Today the St. Louis Cardinals announced that Hall of Fame player Stan Musial died at the age of 92. Musial’s life was about much more than numbers as exemplified by his Presidential Medal of Freedom award in 2011. However, in the world of baseball a career is often judged by the statistics a player accumulates.

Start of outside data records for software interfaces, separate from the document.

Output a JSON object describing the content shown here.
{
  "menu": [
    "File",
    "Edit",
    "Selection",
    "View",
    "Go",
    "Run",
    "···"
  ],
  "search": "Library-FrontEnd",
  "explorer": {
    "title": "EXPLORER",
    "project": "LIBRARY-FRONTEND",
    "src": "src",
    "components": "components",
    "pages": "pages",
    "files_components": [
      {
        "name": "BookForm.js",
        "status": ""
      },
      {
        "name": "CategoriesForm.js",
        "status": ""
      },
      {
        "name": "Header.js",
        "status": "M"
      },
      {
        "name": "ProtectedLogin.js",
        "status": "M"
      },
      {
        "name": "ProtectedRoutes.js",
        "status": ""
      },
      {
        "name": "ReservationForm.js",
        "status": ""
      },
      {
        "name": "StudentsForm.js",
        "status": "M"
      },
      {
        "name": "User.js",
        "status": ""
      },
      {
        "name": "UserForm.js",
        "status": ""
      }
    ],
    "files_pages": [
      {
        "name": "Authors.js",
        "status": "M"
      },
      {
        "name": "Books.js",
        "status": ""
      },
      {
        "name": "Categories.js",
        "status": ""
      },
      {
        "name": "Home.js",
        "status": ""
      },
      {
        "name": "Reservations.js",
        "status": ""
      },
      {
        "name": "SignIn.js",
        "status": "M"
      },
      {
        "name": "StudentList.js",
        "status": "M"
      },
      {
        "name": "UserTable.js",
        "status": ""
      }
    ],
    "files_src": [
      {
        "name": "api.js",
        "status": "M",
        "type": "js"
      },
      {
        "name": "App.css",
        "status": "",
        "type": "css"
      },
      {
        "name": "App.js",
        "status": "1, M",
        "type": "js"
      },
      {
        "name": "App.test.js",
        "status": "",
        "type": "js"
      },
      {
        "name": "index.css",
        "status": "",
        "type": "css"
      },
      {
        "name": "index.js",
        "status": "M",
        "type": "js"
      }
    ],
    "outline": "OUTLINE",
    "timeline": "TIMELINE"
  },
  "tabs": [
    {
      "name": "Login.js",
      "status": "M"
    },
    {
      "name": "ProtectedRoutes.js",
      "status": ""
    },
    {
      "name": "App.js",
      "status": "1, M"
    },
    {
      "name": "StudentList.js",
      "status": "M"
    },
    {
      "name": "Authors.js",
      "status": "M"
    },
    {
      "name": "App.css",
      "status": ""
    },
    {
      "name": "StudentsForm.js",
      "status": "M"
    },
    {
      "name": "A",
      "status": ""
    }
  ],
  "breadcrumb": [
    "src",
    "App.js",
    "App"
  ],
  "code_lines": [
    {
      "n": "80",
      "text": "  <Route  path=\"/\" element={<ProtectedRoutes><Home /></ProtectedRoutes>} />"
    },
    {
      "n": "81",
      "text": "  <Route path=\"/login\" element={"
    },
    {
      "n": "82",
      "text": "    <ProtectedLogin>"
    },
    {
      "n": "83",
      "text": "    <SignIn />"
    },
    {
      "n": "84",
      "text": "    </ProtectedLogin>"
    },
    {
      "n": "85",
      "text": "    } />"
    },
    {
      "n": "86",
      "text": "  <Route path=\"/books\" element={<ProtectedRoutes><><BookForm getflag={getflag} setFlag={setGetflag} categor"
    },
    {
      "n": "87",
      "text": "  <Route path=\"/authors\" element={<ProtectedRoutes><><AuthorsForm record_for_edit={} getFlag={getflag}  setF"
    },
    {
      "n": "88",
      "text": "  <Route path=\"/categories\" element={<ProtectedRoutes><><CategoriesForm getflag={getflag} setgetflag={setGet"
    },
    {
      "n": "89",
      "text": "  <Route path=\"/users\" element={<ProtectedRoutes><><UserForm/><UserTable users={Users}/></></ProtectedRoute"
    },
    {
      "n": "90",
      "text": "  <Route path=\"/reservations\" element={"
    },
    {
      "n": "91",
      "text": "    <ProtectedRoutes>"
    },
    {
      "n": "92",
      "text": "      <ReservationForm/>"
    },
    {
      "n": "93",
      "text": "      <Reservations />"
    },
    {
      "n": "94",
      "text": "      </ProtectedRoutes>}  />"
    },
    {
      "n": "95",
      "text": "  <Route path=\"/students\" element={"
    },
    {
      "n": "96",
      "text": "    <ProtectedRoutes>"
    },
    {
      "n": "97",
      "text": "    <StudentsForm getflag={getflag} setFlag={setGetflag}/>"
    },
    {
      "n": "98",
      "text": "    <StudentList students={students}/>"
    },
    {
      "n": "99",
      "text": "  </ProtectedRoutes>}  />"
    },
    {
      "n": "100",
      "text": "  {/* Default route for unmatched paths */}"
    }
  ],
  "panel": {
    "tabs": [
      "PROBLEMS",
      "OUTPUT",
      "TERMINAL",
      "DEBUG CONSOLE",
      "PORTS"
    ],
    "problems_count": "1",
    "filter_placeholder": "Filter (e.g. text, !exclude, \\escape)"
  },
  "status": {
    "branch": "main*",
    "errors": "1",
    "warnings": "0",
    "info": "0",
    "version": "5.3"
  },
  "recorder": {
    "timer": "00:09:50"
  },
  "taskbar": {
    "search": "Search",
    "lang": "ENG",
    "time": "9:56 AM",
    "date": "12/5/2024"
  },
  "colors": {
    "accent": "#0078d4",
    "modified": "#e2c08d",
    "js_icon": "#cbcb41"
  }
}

Here are ten statistics than reveal just how great Stan “The Man” Musial was over his 22-year career.
#1 – Musial had a career batting average of .331, a career OBP of .417, and a career SLUG of .559. No Cardinal starter bested those numbers just in the 2012 season, not accounting for the 22 years it would take to sustain that production over Musial’s career.

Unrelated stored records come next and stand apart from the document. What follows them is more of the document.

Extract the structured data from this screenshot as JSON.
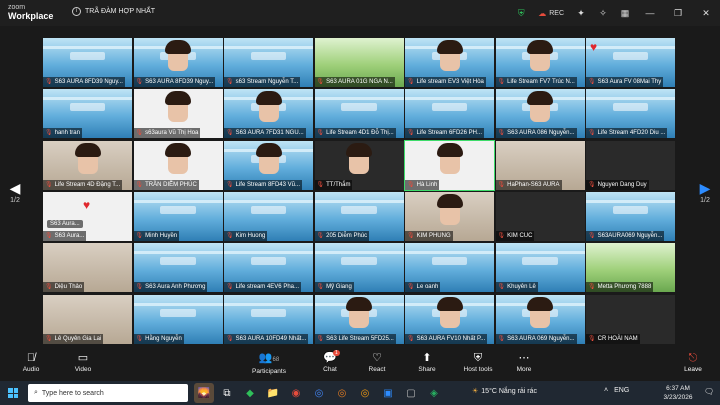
{
  "titlebar": {
    "logo_line1": "zoom",
    "logo_line2": "Workplace",
    "meeting_title": "TRÃ ĐÀM HỢP NHẤT",
    "rec_label": "REC"
  },
  "tiles": [
    {
      "name": "S63 AURA 8FD39 Nguy...",
      "scene": "slide",
      "face": false
    },
    {
      "name": "S63 AURA 8FD39 Nguy...",
      "scene": "slide",
      "face": true
    },
    {
      "name": "s63 Stream Nguyễn T...",
      "scene": "slide",
      "face": false
    },
    {
      "name": "S63 AURA 01G NGA N...",
      "scene": "grass",
      "face": false
    },
    {
      "name": "Life stream EV3 Việt Hòa",
      "scene": "slide",
      "face": true
    },
    {
      "name": "Life Stream FV7 Trúc N...",
      "scene": "slide",
      "face": true
    },
    {
      "name": "S63 Aura FV 08Mai Thy",
      "scene": "slide",
      "face": false,
      "heart": true
    },
    {
      "name": "hanh tran",
      "scene": "slide",
      "face": false
    },
    {
      "name": "s63aura Vũ Thị Hoa",
      "scene": "white",
      "face": true
    },
    {
      "name": "S63 AURA 7FD31 NGU...",
      "scene": "slide",
      "face": true
    },
    {
      "name": "Life Stream 4D1 Đỗ Thị...",
      "scene": "slide",
      "face": false
    },
    {
      "name": "Life Stream 6FD26 PH...",
      "scene": "slide",
      "face": false
    },
    {
      "name": "S63 AURA 086 Nguyễn...",
      "scene": "slide",
      "face": true
    },
    {
      "name": "Life Stream 4FD20 Diu ...",
      "scene": "slide",
      "face": false
    },
    {
      "name": "Life Stream 4D Đặng T...",
      "scene": "room",
      "face": true
    },
    {
      "name": "TRẦN DIỄM PHÚC",
      "scene": "white",
      "face": true
    },
    {
      "name": "Life Stream 8FD43 Vũ...",
      "scene": "slide",
      "face": true
    },
    {
      "name": "TT/Thắm",
      "scene": "dark",
      "face": true
    },
    {
      "name": "Hà Linh",
      "scene": "white",
      "face": true,
      "active": true
    },
    {
      "name": "HaPhan-S63 AURA",
      "scene": "room",
      "face": false
    },
    {
      "name": "Nguyen Dang Duy",
      "scene": "dark",
      "face": false
    },
    {
      "name": "S63 Aura...",
      "scene": "white",
      "face": false,
      "heart": true,
      "avatar_label": "S63 Aura..."
    },
    {
      "name": "Minh Huyền",
      "scene": "slide",
      "face": false
    },
    {
      "name": "Kim Huong",
      "scene": "slide",
      "face": false
    },
    {
      "name": "205 Diễm Phúc",
      "scene": "slide",
      "face": false
    },
    {
      "name": "KIM PHUNG",
      "scene": "room",
      "face": true
    },
    {
      "name": "KIM CUC",
      "scene": "dark",
      "face": false
    },
    {
      "name": "S63AURA069 Nguyễn...",
      "scene": "slide",
      "face": false
    },
    {
      "name": "Diệu Thảo",
      "scene": "room",
      "face": false
    },
    {
      "name": "S63 Aura Anh Phương",
      "scene": "slide",
      "face": false
    },
    {
      "name": "Life stream 4EV6 Pha...",
      "scene": "slide",
      "face": false
    },
    {
      "name": "Mỹ Giang",
      "scene": "slide",
      "face": false
    },
    {
      "name": "Le oanh",
      "scene": "slide",
      "face": false
    },
    {
      "name": "Khuyên Lê",
      "scene": "slide",
      "face": false
    },
    {
      "name": "Metta Phương 7888",
      "scene": "grass",
      "face": false
    },
    {
      "name": "Lê Quyên Gia Lai",
      "scene": "room",
      "face": false
    },
    {
      "name": "Hằng Nguyễn",
      "scene": "slide",
      "face": false
    },
    {
      "name": "S63 AURA 10FD49 Nhất...",
      "scene": "slide",
      "face": false
    },
    {
      "name": "S63 Life Stream 5FD25...",
      "scene": "slide",
      "face": true
    },
    {
      "name": "S63 AURA FV10 Nhất P...",
      "scene": "slide",
      "face": true
    },
    {
      "name": "S63 AURA 069 Nguyễn...",
      "scene": "slide",
      "face": true
    },
    {
      "name": "CR HOÀI NAM",
      "scene": "dark",
      "face": false
    }
  ],
  "pager": {
    "left_label": "1/2",
    "right_label": "1/2"
  },
  "toolbar": {
    "audio": "Audio",
    "video": "Video",
    "participants": "Participants",
    "participants_count": "68",
    "chat": "Chat",
    "chat_badge": "1",
    "react": "React",
    "share": "Share",
    "host_tools": "Host tools",
    "more": "More",
    "leave": "Leave"
  },
  "taskbar": {
    "search_placeholder": "Type here to search",
    "weather": "15°C  Nắng rải rác",
    "lang": "ENG",
    "time": "6:37 AM",
    "date": "3/23/2026",
    "notif_count": "5"
  },
  "colors": {
    "accent": "#2d8cff",
    "leave": "#e74c3c",
    "active_border": "#3ddc6a"
  }
}
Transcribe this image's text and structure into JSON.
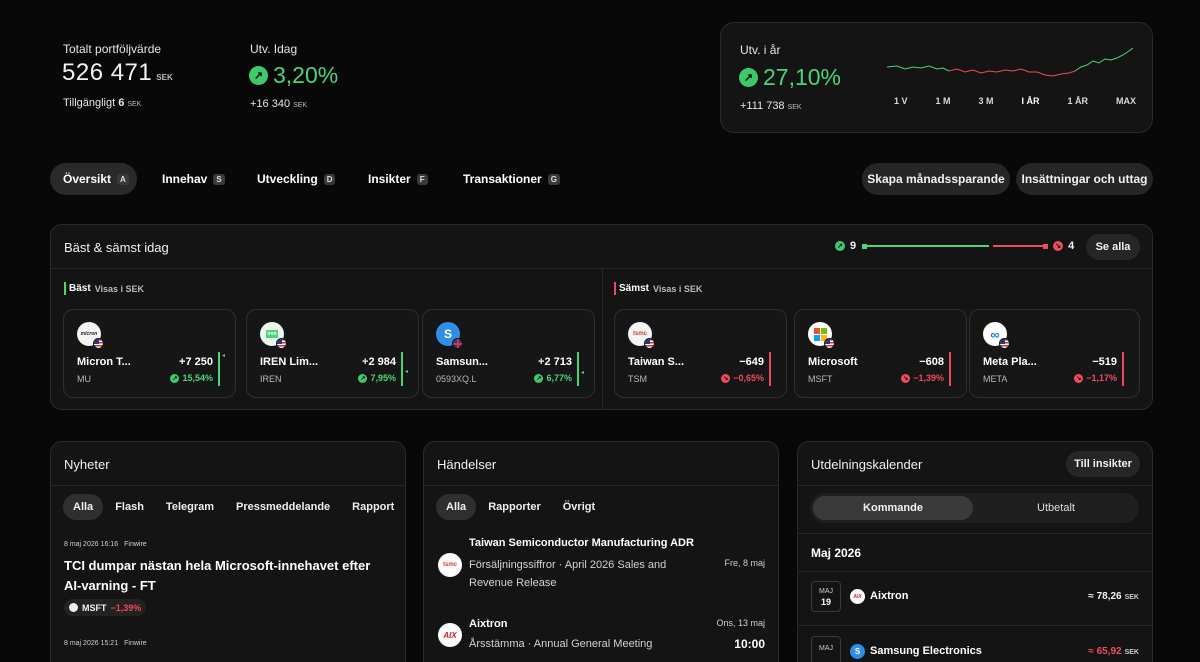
{
  "summary": {
    "total_label": "Totalt portföljvärde",
    "total_value": "526 471",
    "total_currency": "SEK",
    "available_label": "Tillgängligt",
    "available_value": "6",
    "available_currency": "SEK",
    "today_label": "Utv. Idag",
    "today_pct": "3,20%",
    "today_amount": "+16 340",
    "today_currency": "SEK"
  },
  "ytd": {
    "label": "Utv. i år",
    "pct": "27,10%",
    "amount": "+111 738",
    "currency": "SEK",
    "ranges": [
      "1 V",
      "1 M",
      "3 M",
      "I ÅR",
      "1 ÅR",
      "MAX"
    ],
    "active_range": "I ÅR",
    "colors": {
      "up": "#4bd47a",
      "down": "#ef4b5f"
    }
  },
  "tabs": [
    {
      "label": "Översikt",
      "key": "A"
    },
    {
      "label": "Innehav",
      "key": "S"
    },
    {
      "label": "Utveckling",
      "key": "D"
    },
    {
      "label": "Insikter",
      "key": "F"
    },
    {
      "label": "Transaktioner",
      "key": "G"
    }
  ],
  "actions": {
    "monthly": "Skapa månadssparande",
    "deposits": "Insättningar och uttag"
  },
  "movers": {
    "title": "Bäst & sämst idag",
    "up_count": "9",
    "down_count": "4",
    "see_all": "Se alla",
    "best_label": "Bäst",
    "worst_label": "Sämst",
    "shown_in": "Visas i SEK",
    "best": [
      {
        "name": "Micron T...",
        "symbol": "MU",
        "value": "+7 250",
        "pct": "15,54%",
        "logo": "micron",
        "flag": "us"
      },
      {
        "name": "IREN Lim...",
        "symbol": "IREN",
        "value": "+2 984",
        "pct": "7,95%",
        "logo": "iren",
        "flag": "us"
      },
      {
        "name": "Samsun...",
        "symbol": "0593XQ.L",
        "value": "+2 713",
        "pct": "6,77%",
        "logo": "S",
        "flag": "uk"
      }
    ],
    "worst": [
      {
        "name": "Taiwan S...",
        "symbol": "TSM",
        "value": "−649",
        "pct": "−0,65%",
        "logo": "tsmc",
        "flag": "us"
      },
      {
        "name": "Microsoft",
        "symbol": "MSFT",
        "value": "−608",
        "pct": "−1,39%",
        "logo": "ms",
        "flag": "us"
      },
      {
        "name": "Meta Pla...",
        "symbol": "META",
        "value": "−519",
        "pct": "−1,17%",
        "logo": "meta",
        "flag": "us"
      }
    ]
  },
  "news": {
    "title": "Nyheter",
    "filters": [
      "Alla",
      "Flash",
      "Telegram",
      "Pressmeddelande",
      "Rapport"
    ],
    "items": [
      {
        "time": "8 maj 2026 16:16",
        "source": "Finwire",
        "headline": "TCI dumpar nästan hela Microsoft-innehavet efter AI-varning - FT",
        "ticker": "MSFT",
        "ticker_pct": "−1,39%"
      },
      {
        "time": "8 maj 2026 15:21",
        "source": "Finwire"
      }
    ]
  },
  "events": {
    "title": "Händelser",
    "filters": [
      "Alla",
      "Rapporter",
      "Övrigt"
    ],
    "items": [
      {
        "company": "Taiwan Semiconductor Manufacturing ADR",
        "desc": "Försäljningssiffror · April 2026 Sales and Revenue Release",
        "date": "Fre, 8 maj",
        "logo": "tsmc"
      },
      {
        "company": "Aixtron",
        "desc": "Årsstämma · Annual General Meeting",
        "date": "Ons, 13 maj",
        "time": "10:00",
        "logo": "AIX"
      }
    ]
  },
  "dividends": {
    "title": "Utdelningskalender",
    "insights_button": "Till insikter",
    "toggle": [
      "Kommande",
      "Utbetalt"
    ],
    "month": "Maj 2026",
    "items": [
      {
        "month": "MAJ",
        "day": "19",
        "company": "Aixtron",
        "amount": "≈ 78,26",
        "currency": "SEK",
        "logo": "AIX"
      },
      {
        "month": "MAJ",
        "day": "",
        "company": "Samsung Electronics",
        "amount": "≈ 65,92",
        "currency": "SEK",
        "logo": "S"
      }
    ]
  }
}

#2 – Musial struck out 696 times over his entire career of 12,717 plate appearances for strikeout rate of 5.5 percent. Over that same time period, Musial walked 1,599 times and had a .417 OBP for his career. In 2012 Miguel Cabrera, the Triple Crown winner, struck out 14.1 percent of the time and had a .393 OBP.
#3 – In 1962 Musial hit .330 with a .416 OBP and .508 SLUG. He did this at the age of 41, and without performance enhancing drugs.
#4– Musial never struck out more than 50 times in a season.
#5 – Musial made $1,800 in his first year and $980,050 over his entire career. Musial highest salary was $75,000 in 1951. Adjusting for inflation, Musial’s 1951 salary would be $662,290 in 2013. The average salary for MLB players in 2012 was $3.2 million. In 2012 Alex Rodriguez made $179,000 per game.
#6 – Using advanced saber metrics, Musial had a 10.8 Wins Above Replacement (WAR) player rating. Mike Trout led the Major Leagues in 2012 with a 10.7 WAR. Over his entire 22-year career Musial had a 123.4 WAR with an average WAR of 5.61. The only Cardinal player to top that number in 2012 was Yadier Molina, who had a stellar season, with 6.5 WAR.
#7 – Musial was never ejected over his entire 3,026 game career.
#8 – Musial hit .300 or better for 16 consecutive years, which still stands a National League record today.
#9 – One of Musial’s best seasons was 1946 when he hit for a .365 average with a .434 OBP and .587 SLUG. Musial did all this after spending one year away from baseball to serve in the United States Navy during WWII.
#10 – As a 19-year old minor league pitcher Musial was 18-5 with a 2.62 ERA in 1940. Musial later hurt his arm and converted to an outfielder and first baseman.